Indominus rex, imaginary genetic chimaera and star of the movie Jurassic World.

A little movie called Jurassic World has just hit cinemas, you might have heard of it. I've seen it, and - while I'm not about to discuss it at length - I mostly found it dumb, with ugly, old school CG animals that can't be considered an improvement on the animals originally outed for 1993's Jurassic Park. As you'll know if you've seen the film, the movie's main theme revolves around a genetic chimaera called Indominus rex. Oh, and children in peril.

Indominus is a giant, fat-headed, big-clawed behemoth. The premise behind its creation is that shareholders and Jurassic World owners have opted for a bigger, toothier, scarier new kind of dinosaur. The result is a creature that - despite a range of impressive special abilities - is fairly bland in overall appearance and really doesn't look all that different from the fat-headed, old school theropods of yore. Yawn. I really wish that something more interesting, more innovative had been invented for the movie. And I'm not alone.

Thus was born Brian Engh's Build A Better Fake Theropod project, which you can peruse both on twitter (#BuildABetterFakeTheropod) and at Brian's website.

This is Brian Engh's rainforest-dwelling speculative theropod Cryptonychus arborealis.

As you'll see, some us have been having a lot of fun. There are some silly pictures of pretend theropods there, but there are also interesting speculative theropods, invented denizens of an alternative universe where new dinosaurs have been discovered via genetic recovery, and new and innovative chimaeras invented for entertainment and display.

Alex Lovegrove's 'quilled slasher'. Brilliant, dynamic sketch. The animal is, I think, a megaraptoran - a controversial group of tetanuran theropods that are most likely carcharodontosaurian allosauroids, but have been regarded as members of Tyrannosauroidea by some authors.

Come join the fun. There's no serious point to make here... other, perhaps, than that movie-makers are sometimes disappointingly lacklustre in the looks they choose for their creatures.

Hypothetical "pseudotoothed Kiwibeast of Doom", invented by Mark Witton.
Brilliant image by Gilles Roussel (aka Boulet) of The Bouletcorp.

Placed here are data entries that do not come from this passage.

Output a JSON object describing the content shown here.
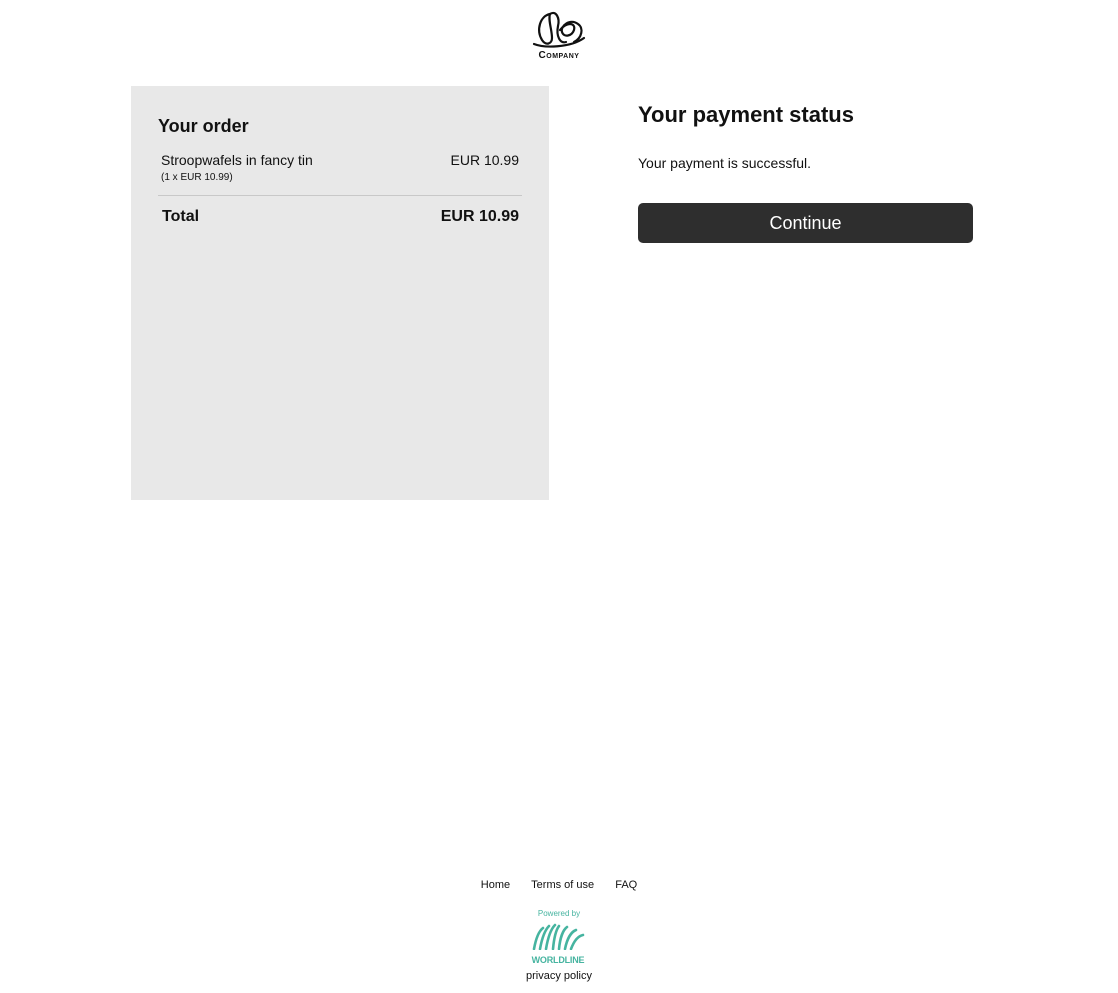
{
  "header": {
    "logo_text": "Company"
  },
  "order": {
    "title": "Your order",
    "item_name": "Stroopwafels in fancy tin",
    "item_price": "EUR 10.99",
    "item_qty": "(1 x EUR 10.99)",
    "total_label": "Total",
    "total_value": "EUR 10.99"
  },
  "status": {
    "title": "Your payment status",
    "message": "Your payment is successful.",
    "continue_label": "Continue"
  },
  "footer": {
    "links": [
      "Home",
      "Terms of use",
      "FAQ"
    ],
    "powered_by": "Powered by",
    "brand": "WORLDLINE",
    "privacy": "privacy policy"
  },
  "colors": {
    "panel_bg": "#e8e8e8",
    "button_bg": "#2e2e2e",
    "brand_teal": "#46b4a0"
  }
}
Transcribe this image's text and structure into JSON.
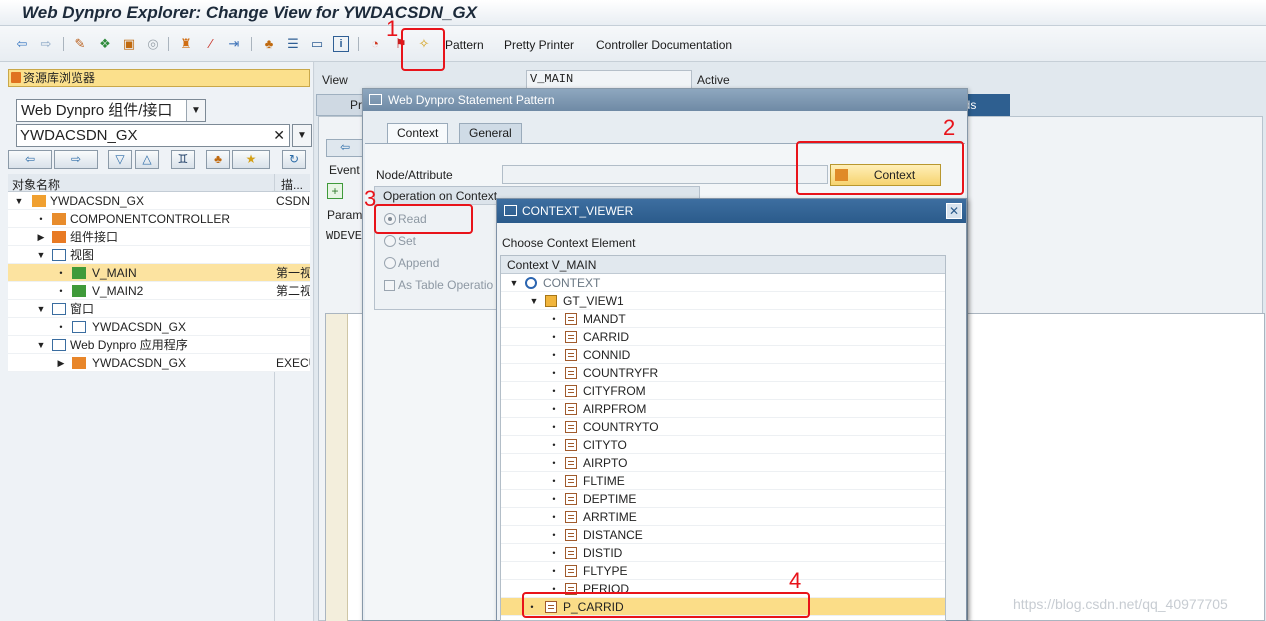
{
  "window": {
    "title": "Web Dynpro Explorer: Change View for YWDACSDN_GX"
  },
  "toolbar": {
    "icons": [
      "back-arrow-icon",
      "forward-arrow-icon",
      "glasses-icon",
      "objects-icon",
      "clipboard-icon",
      "circle-icon",
      "hierarchy-icon",
      "magic-wand-icon",
      "transport-icon",
      "tree-icon",
      "list-icon",
      "window-icon",
      "info-icon",
      "pie-icon",
      "wizard-icon",
      "wand-sparkle-icon"
    ],
    "pattern": "Pattern",
    "pretty_printer": "Pretty Printer",
    "controller_documentation": "Controller Documentation"
  },
  "left": {
    "repo_browser": "资源库浏览器",
    "category_select": "Web Dynpro 组件/接口",
    "object_name": "YWDACSDN_GX",
    "clear_symbol": "✕",
    "columns": {
      "name": "对象名称",
      "desc": "描..."
    },
    "tree": [
      {
        "label": "YWDACSDN_GX",
        "desc": "CSDN"
      },
      {
        "label": "COMPONENTCONTROLLER",
        "desc": ""
      },
      {
        "label": "组件接口",
        "desc": ""
      },
      {
        "label": "视图",
        "desc": ""
      },
      {
        "label": "V_MAIN",
        "desc": "第一视"
      },
      {
        "label": "V_MAIN2",
        "desc": "第二视"
      },
      {
        "label": "窗口",
        "desc": ""
      },
      {
        "label": "YWDACSDN_GX",
        "desc": ""
      },
      {
        "label": "Web Dynpro 应用程序",
        "desc": ""
      },
      {
        "label": "YWDACSDN_GX",
        "desc": "EXECU"
      }
    ]
  },
  "main": {
    "view_label": "View",
    "view_value": "V_MAIN",
    "status": "Active",
    "bg_tab_methods_partial": "ods",
    "bg_tab_pr": "Pr",
    "bg_event": "Event",
    "bg_param": "Param",
    "bg_wdeve": "WDEVE"
  },
  "pattern_dialog": {
    "title": "Web Dynpro Statement Pattern",
    "tabs": [
      "Context",
      "General"
    ],
    "node_attribute_label": "Node/Attribute",
    "context_button": "Context",
    "operation_header": "Operation on Context",
    "operations": [
      "Read",
      "Set",
      "Append"
    ],
    "as_table_operation": "As Table Operatio"
  },
  "context_viewer": {
    "title": "CONTEXT_VIEWER",
    "prompt": "Choose Context Element",
    "tree_header": "Context V_MAIN",
    "root": "CONTEXT",
    "node": "GT_VIEW1",
    "attributes": [
      "MANDT",
      "CARRID",
      "CONNID",
      "COUNTRYFR",
      "CITYFROM",
      "AIRPFROM",
      "COUNTRYTO",
      "CITYTO",
      "AIRPTO",
      "FLTIME",
      "DEPTIME",
      "ARRTIME",
      "DISTANCE",
      "DISTID",
      "FLTYPE",
      "PERIOD"
    ],
    "selected": "P_CARRID"
  },
  "annotations": {
    "n1": "1",
    "n2": "2",
    "n3": "3",
    "n4": "4",
    "color": "#e8131a"
  },
  "watermark": "https://blog.csdn.net/qq_40977705"
}
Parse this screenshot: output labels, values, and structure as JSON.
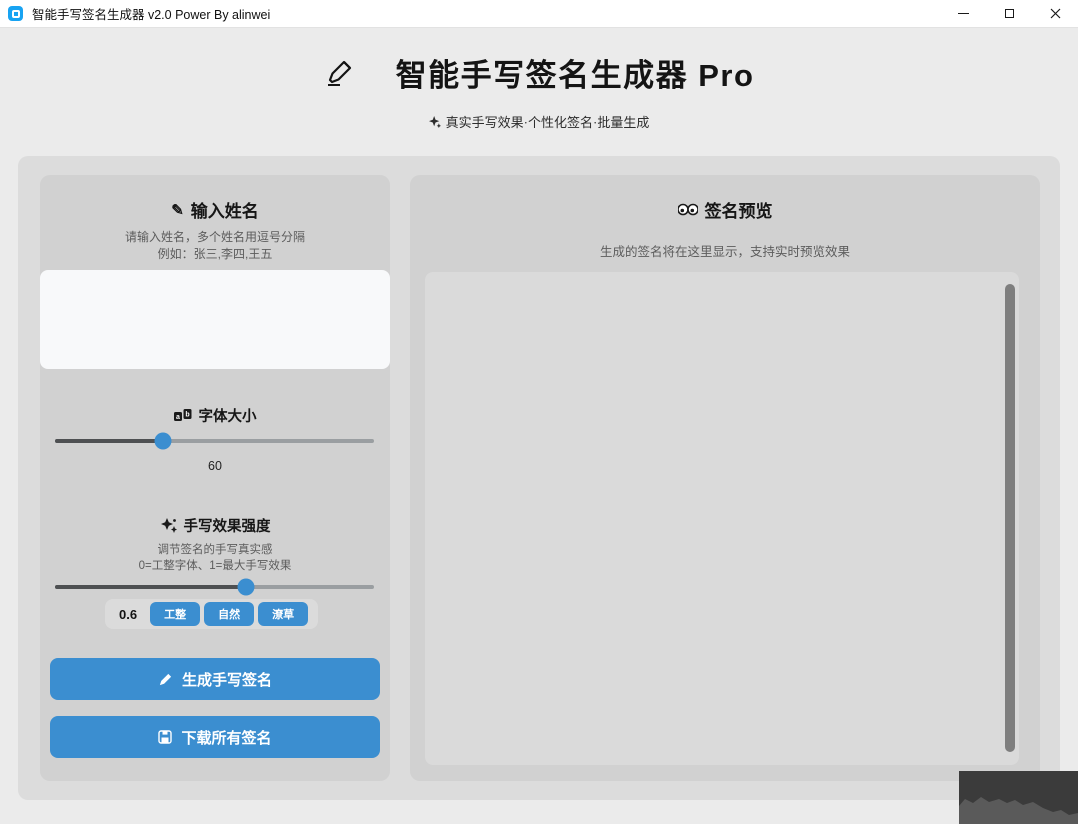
{
  "titlebar": {
    "app_title": "智能手写签名生成器 v2.0 Power By alinwei"
  },
  "header": {
    "title": "智能手写签名生成器 Pro",
    "subtitle": "真实手写效果·个性化签名·批量生成"
  },
  "name_section": {
    "heading": "输入姓名",
    "memo_glyph": "✎",
    "hint_line1": "请输入姓名，多个姓名用逗号分隔",
    "hint_line2": "例如：张三,李四,王五",
    "input_value": ""
  },
  "font_size_section": {
    "heading": "字体大小",
    "value": "60",
    "slider_percent": 34
  },
  "effect_section": {
    "heading": "手写效果强度",
    "hint_line1": "调节签名的手写真实感",
    "hint_line2": "0=工整字体、1=最大手写效果",
    "value": "0.6",
    "slider_percent": 60,
    "presets": [
      "工整",
      "自然",
      "潦草"
    ]
  },
  "actions": {
    "generate_label": "生成手写签名",
    "download_label": "下载所有签名"
  },
  "preview_section": {
    "heading": "签名预览",
    "hint": "生成的签名将在这里显示，支持实时预览效果"
  },
  "icons": {
    "app": "app-logo-square",
    "header": "writing-hand",
    "subtitle": "sparkle",
    "name": "memo-pencil",
    "font_size": "letter-tiles",
    "effect": "sparkles",
    "generate": "pen",
    "download": "save-disk",
    "preview": "eyes"
  },
  "colors": {
    "accent_blue": "#3b8ed0",
    "app_icon_blue": "#18a3f2",
    "titlebar_bg": "#ffffff",
    "window_bg": "#ebebeb",
    "container_bg": "#dcdcdc",
    "panel_bg": "#d1d1d1",
    "input_bg": "#f8f9fa",
    "preview_bg": "#dadada",
    "slider_fill": "#4e5052",
    "slider_track": "#9a9ea1",
    "scrollbar": "#7e7e7e",
    "watermark_bg": "#3b3b3b",
    "watermark_hills": "#5a5a5a"
  }
}
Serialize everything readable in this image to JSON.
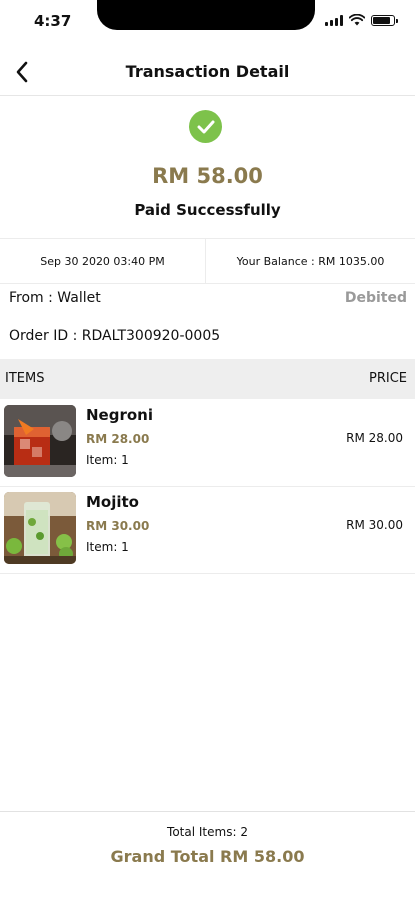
{
  "status_bar": {
    "time": "4:37"
  },
  "header": {
    "title": "Transaction Detail",
    "back_icon": "chevron-left-icon"
  },
  "summary": {
    "icon": "check-circle-icon",
    "icon_color": "#7dc24b",
    "amount": "RM 58.00",
    "status": "Paid Successfully",
    "accent_color": "#8a7a4e"
  },
  "info": {
    "datetime": "Sep 30 2020 03:40 PM",
    "balance": "Your Balance : RM 1035.00"
  },
  "source": {
    "from": "From : Wallet",
    "status": "Debited",
    "order_id": "Order ID : RDALT300920-0005"
  },
  "items_table": {
    "header_items": "ITEMS",
    "header_price": "PRICE",
    "rows": [
      {
        "name": "Negroni",
        "unit_price": "RM 28.00",
        "quantity": "Item: 1",
        "price": "RM 28.00"
      },
      {
        "name": "Mojito",
        "unit_price": "RM 30.00",
        "quantity": "Item: 1",
        "price": "RM 30.00"
      }
    ]
  },
  "footer": {
    "total_items": "Total Items: 2",
    "grand_total": "Grand Total RM 58.00"
  }
}
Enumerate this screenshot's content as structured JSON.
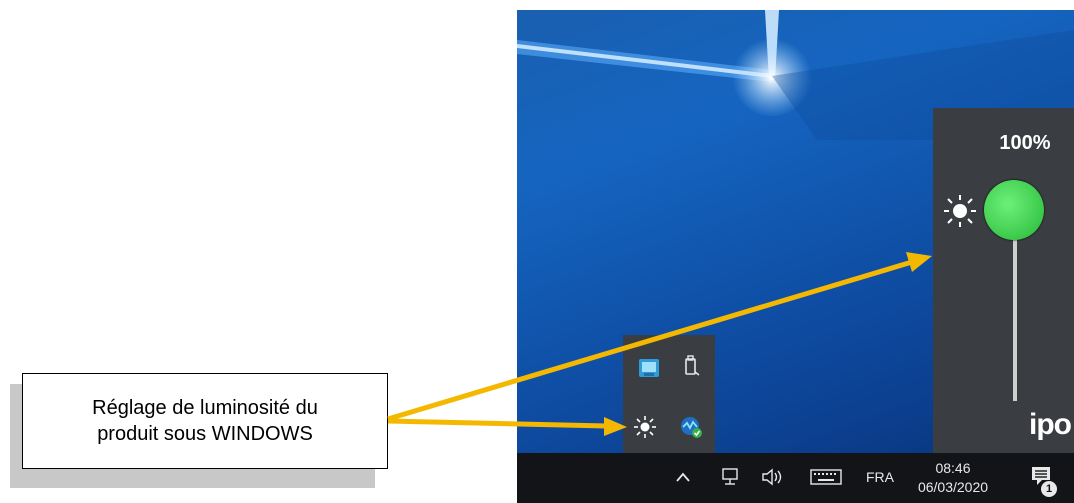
{
  "callout": {
    "line1": "Réglage de luminosité du",
    "line2": "produit sous WINDOWS"
  },
  "brightness_panel": {
    "level_text": "100%",
    "level_value": 1.0,
    "logo_text": "ipo",
    "knob_color": "#4cd95a"
  },
  "tray_popup": {
    "icons": [
      "network-monitor-icon",
      "usb-device-icon",
      "brightness-icon",
      "security-check-icon"
    ]
  },
  "taskbar": {
    "language": "FRA",
    "time": "08:46",
    "date": "06/03/2020",
    "notification_count": "1"
  },
  "colors": {
    "arrow": "#f5b800",
    "taskbar": "#121417",
    "panel": "#3a3e42"
  }
}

And on that note, here's my CNN opinion piece on Jurassic World. Yeah yeah yeah, just a movie, just a movie, just a movie. But what a massively wasted chance to do something interesting.